> Instructions for the task: As you restate the entries, keep every word intact and leave out whatever images they hold.

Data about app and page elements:
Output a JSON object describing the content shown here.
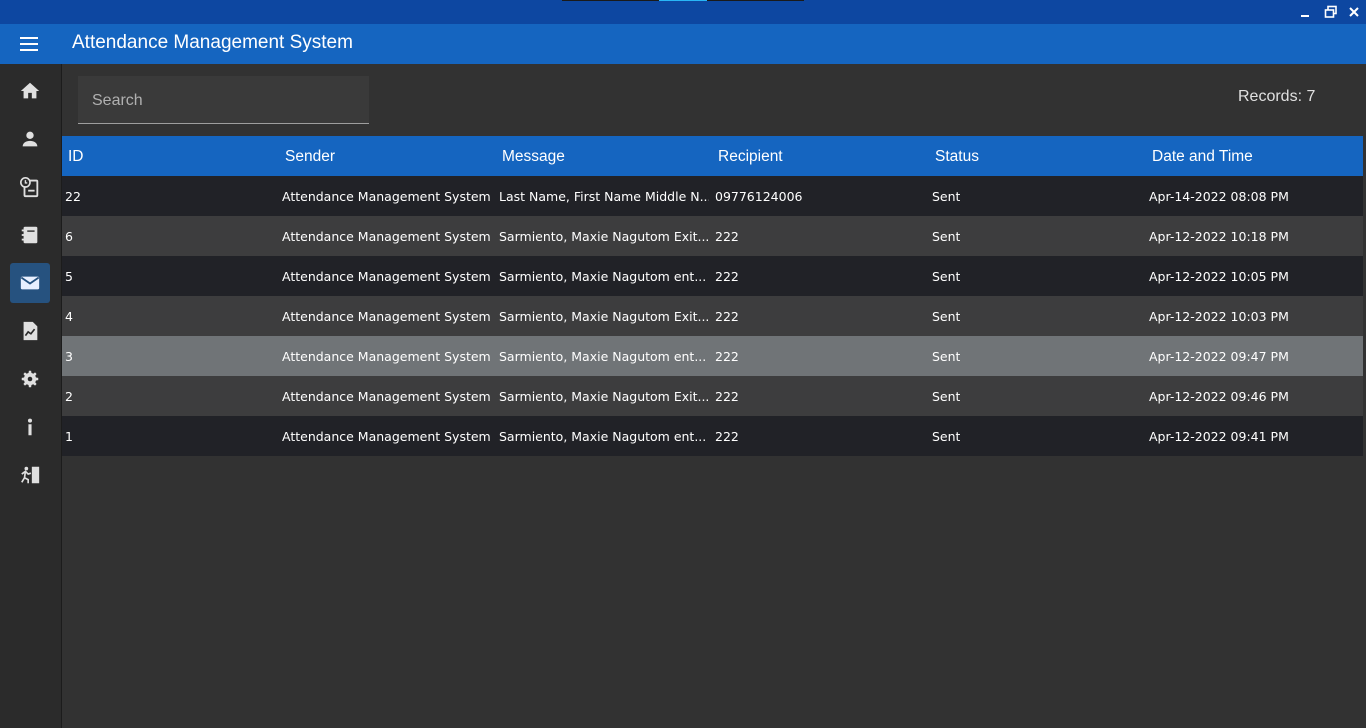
{
  "window": {
    "minimize_icon": "minimize-icon",
    "restore_icon": "restore-icon",
    "close_icon": "close-icon"
  },
  "app": {
    "title": "Attendance Management System",
    "menu_icon": "hamburger-icon"
  },
  "sidebar": {
    "items": [
      {
        "name": "home",
        "icon": "home-icon"
      },
      {
        "name": "students",
        "icon": "person-icon"
      },
      {
        "name": "attendance",
        "icon": "clock-clipboard-icon"
      },
      {
        "name": "records",
        "icon": "book-icon"
      },
      {
        "name": "messages",
        "icon": "mail-icon",
        "active": true
      },
      {
        "name": "reports",
        "icon": "report-icon"
      },
      {
        "name": "settings",
        "icon": "gear-icon"
      },
      {
        "name": "about",
        "icon": "info-icon"
      },
      {
        "name": "exit",
        "icon": "exit-icon"
      }
    ]
  },
  "search": {
    "placeholder": "Search",
    "value": ""
  },
  "records_label": "Records: 7",
  "table": {
    "columns": [
      "ID",
      "Sender",
      "Message",
      "Recipient",
      "Status",
      "Date and Time"
    ],
    "rows": [
      [
        "22",
        "Attendance Management System",
        "Last Name, First Name Middle N...",
        "09776124006",
        "Sent",
        "Apr-14-2022 08:08 PM"
      ],
      [
        "6",
        "Attendance Management System",
        "Sarmiento, Maxie Nagutom  Exit...",
        "222",
        "Sent",
        "Apr-12-2022 10:18 PM"
      ],
      [
        "5",
        "Attendance Management System",
        "Sarmiento, Maxie Nagutom  ent...",
        "222",
        "Sent",
        "Apr-12-2022 10:05 PM"
      ],
      [
        "4",
        "Attendance Management System",
        "Sarmiento, Maxie Nagutom  Exit...",
        "222",
        "Sent",
        "Apr-12-2022 10:03 PM"
      ],
      [
        "3",
        "Attendance Management System",
        "Sarmiento, Maxie Nagutom  ent...",
        "222",
        "Sent",
        "Apr-12-2022 09:47 PM"
      ],
      [
        "2",
        "Attendance Management System",
        "Sarmiento, Maxie Nagutom  Exit...",
        "222",
        "Sent",
        "Apr-12-2022 09:46 PM"
      ],
      [
        "1",
        "Attendance Management System",
        "Sarmiento, Maxie Nagutom  ent...",
        "222",
        "Sent",
        "Apr-12-2022 09:41 PM"
      ]
    ],
    "selected_row": 4
  },
  "colors": {
    "appbar": "#1565c0",
    "titlebar": "#0d47a1",
    "background": "#323232",
    "active_nav": "#26527f"
  }
}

> Output of the task:
Output a JSON object describing the content shown here.
{
  "window": {
    "minimize_icon": "minimize-icon",
    "restore_icon": "restore-icon",
    "close_icon": "close-icon"
  },
  "app": {
    "title": "Attendance Management System",
    "menu_icon": "hamburger-icon"
  },
  "sidebar": {
    "items": [
      {
        "name": "home",
        "icon": "home-icon"
      },
      {
        "name": "students",
        "icon": "person-icon"
      },
      {
        "name": "attendance",
        "icon": "clock-clipboard-icon"
      },
      {
        "name": "records",
        "icon": "book-icon"
      },
      {
        "name": "messages",
        "icon": "mail-icon",
        "active": true
      },
      {
        "name": "reports",
        "icon": "report-icon"
      },
      {
        "name": "settings",
        "icon": "gear-icon"
      },
      {
        "name": "about",
        "icon": "info-icon"
      },
      {
        "name": "exit",
        "icon": "exit-icon"
      }
    ]
  },
  "search": {
    "placeholder": "Search",
    "value": ""
  },
  "records_label": "Records: 7",
  "table": {
    "columns": [
      "ID",
      "Sender",
      "Message",
      "Recipient",
      "Status",
      "Date and Time"
    ],
    "rows": [
      [
        "22",
        "Attendance Management System",
        "Last Name, First Name Middle N...",
        "09776124006",
        "Sent",
        "Apr-14-2022 08:08 PM"
      ],
      [
        "6",
        "Attendance Management System",
        "Sarmiento, Maxie Nagutom  Exit...",
        "222",
        "Sent",
        "Apr-12-2022 10:18 PM"
      ],
      [
        "5",
        "Attendance Management System",
        "Sarmiento, Maxie Nagutom  ent...",
        "222",
        "Sent",
        "Apr-12-2022 10:05 PM"
      ],
      [
        "4",
        "Attendance Management System",
        "Sarmiento, Maxie Nagutom  Exit...",
        "222",
        "Sent",
        "Apr-12-2022 10:03 PM"
      ],
      [
        "3",
        "Attendance Management System",
        "Sarmiento, Maxie Nagutom  ent...",
        "222",
        "Sent",
        "Apr-12-2022 09:47 PM"
      ],
      [
        "2",
        "Attendance Management System",
        "Sarmiento, Maxie Nagutom  Exit...",
        "222",
        "Sent",
        "Apr-12-2022 09:46 PM"
      ],
      [
        "1",
        "Attendance Management System",
        "Sarmiento, Maxie Nagutom  ent...",
        "222",
        "Sent",
        "Apr-12-2022 09:41 PM"
      ]
    ],
    "selected_row": 4
  },
  "colors": {
    "appbar": "#1565c0",
    "titlebar": "#0d47a1",
    "background": "#323232",
    "active_nav": "#26527f"
  }
}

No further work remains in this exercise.